Through the week in Dylan’s house, which was his birthplace as well as childhood-into-adulthood home, I found a few favorite perches of my own. Among his books, it was impossible not to smile when I saw a well-used and thick volume of Longfellow’s poems among his shelves of classic English and Welsh literature. As I like to do at home in Portland, I brought my writing out to Number Five’s front steps. Indoors, it was the palpable warmth of Dylan’s dining room that captivated me most. It is at the heart of the ground floor, between the bottom of the stairs and the kitchen, with a side door leading to a side walkway to the back garden. The entire house has an overspreading and welcoming warmth. It had been pointed out to me that Dylan’s mother, of warm and religious temperament, made the home especially hospitable. It was easy to imagine them together, while remembering my mother and my childhood self. Then I realized I was actually in the very home that is so tenderly described in A Child’s Christmas in Wales.

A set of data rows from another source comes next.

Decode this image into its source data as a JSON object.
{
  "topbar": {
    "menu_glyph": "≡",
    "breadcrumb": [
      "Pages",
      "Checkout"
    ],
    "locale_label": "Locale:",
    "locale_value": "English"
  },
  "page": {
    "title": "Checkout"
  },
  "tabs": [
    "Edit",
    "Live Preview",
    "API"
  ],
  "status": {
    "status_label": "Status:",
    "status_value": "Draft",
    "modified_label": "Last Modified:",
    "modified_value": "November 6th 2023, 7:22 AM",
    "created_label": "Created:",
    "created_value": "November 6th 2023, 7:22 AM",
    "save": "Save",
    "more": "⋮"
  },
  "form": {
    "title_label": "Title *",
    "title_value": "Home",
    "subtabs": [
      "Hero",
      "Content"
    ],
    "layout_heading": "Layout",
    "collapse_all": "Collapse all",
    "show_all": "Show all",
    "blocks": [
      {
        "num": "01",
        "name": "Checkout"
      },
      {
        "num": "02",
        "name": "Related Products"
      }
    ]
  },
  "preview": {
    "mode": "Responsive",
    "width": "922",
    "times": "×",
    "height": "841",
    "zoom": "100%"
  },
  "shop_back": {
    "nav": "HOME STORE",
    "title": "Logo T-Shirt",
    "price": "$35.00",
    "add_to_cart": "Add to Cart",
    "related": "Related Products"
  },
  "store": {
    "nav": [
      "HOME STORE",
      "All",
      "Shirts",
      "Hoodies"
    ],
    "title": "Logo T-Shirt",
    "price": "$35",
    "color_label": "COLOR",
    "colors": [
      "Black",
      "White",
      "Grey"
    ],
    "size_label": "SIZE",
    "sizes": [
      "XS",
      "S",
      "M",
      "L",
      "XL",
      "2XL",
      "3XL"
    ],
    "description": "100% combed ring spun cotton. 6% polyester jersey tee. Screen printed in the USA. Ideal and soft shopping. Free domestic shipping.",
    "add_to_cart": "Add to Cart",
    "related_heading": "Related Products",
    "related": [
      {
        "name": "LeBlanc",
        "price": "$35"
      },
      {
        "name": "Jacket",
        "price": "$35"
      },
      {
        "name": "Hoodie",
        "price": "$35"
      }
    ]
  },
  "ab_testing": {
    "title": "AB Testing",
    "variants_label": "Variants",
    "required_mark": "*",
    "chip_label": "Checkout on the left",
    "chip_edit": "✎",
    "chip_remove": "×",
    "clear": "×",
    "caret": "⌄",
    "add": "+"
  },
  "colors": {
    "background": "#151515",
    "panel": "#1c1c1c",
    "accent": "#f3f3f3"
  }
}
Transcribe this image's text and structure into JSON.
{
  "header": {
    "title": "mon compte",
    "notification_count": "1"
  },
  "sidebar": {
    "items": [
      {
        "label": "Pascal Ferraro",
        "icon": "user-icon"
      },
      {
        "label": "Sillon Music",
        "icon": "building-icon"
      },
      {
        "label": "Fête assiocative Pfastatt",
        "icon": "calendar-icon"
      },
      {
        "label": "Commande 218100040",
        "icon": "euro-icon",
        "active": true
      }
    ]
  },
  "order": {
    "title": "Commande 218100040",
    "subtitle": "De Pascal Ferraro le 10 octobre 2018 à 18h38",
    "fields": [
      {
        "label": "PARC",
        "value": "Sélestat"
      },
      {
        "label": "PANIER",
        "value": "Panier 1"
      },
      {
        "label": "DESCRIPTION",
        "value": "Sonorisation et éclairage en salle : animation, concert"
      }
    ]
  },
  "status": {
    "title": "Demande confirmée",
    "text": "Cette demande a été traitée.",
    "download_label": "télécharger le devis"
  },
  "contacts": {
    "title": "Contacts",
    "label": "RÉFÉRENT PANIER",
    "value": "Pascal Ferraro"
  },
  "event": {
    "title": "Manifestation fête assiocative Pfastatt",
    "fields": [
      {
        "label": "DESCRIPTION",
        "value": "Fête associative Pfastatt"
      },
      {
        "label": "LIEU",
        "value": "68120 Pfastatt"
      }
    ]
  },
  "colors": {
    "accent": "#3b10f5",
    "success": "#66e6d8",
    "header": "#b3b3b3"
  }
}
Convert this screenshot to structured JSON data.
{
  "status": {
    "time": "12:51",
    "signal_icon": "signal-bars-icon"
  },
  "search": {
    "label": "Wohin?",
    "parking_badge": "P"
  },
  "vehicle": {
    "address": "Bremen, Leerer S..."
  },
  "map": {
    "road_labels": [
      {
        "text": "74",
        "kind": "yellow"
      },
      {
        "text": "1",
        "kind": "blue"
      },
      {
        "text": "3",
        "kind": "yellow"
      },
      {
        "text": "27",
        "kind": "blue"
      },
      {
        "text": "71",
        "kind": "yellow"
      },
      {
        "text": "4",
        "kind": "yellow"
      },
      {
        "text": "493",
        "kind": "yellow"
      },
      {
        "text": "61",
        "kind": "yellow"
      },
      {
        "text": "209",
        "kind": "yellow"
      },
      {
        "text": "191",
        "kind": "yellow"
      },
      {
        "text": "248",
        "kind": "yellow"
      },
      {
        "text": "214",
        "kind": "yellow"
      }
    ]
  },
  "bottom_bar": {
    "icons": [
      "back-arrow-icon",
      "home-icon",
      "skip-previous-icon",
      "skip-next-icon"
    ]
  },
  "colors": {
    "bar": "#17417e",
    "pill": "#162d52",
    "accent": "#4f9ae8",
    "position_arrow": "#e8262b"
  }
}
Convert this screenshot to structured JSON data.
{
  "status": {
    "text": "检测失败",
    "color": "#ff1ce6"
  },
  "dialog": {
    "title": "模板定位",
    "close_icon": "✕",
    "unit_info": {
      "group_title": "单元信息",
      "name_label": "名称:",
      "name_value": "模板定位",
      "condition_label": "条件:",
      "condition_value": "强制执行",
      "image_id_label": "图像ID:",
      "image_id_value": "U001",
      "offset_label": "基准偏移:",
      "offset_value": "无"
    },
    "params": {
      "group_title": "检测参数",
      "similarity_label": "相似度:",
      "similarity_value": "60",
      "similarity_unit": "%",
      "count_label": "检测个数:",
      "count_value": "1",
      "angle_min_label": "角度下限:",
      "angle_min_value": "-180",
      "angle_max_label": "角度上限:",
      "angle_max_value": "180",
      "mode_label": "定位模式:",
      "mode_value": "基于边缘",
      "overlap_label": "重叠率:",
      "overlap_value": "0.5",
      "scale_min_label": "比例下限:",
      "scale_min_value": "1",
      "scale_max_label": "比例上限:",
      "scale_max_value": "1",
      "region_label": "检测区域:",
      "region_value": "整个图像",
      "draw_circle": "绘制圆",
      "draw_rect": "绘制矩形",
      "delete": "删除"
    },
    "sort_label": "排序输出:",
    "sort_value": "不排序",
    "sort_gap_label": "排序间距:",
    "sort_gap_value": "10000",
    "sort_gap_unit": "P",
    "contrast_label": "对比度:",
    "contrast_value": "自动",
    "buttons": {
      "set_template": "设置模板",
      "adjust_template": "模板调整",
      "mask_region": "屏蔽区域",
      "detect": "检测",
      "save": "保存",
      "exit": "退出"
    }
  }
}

Foyer at midnight.
Dylan's childhood bedroom.
Above: Kitchen; Below: Scullery.
Above: Study; Below: Corner of Parlor.
Kitchen door to back garden.
Though the entire experience is something I will treasure all my days, I especially relished staying up late at night and writing at Dylan’s dining table. Cwmdonkin Drive is a very quiet street, and the house stands peacefully at ease. The curators added a bottle of wine, along with my other provisions for the week. At night, I would toast Dylan in his home, while writing at the dining table. On one occasion, I wrote my toast of gratitude to the poet right in my journal. After visiting many places and listening to numerous stories, all with Dylan’s steps in common, I penned my words of thanks to the bard of Swansea who continues to bless others, long after his earthly life has passed.
Writing at Dylan's family dining table.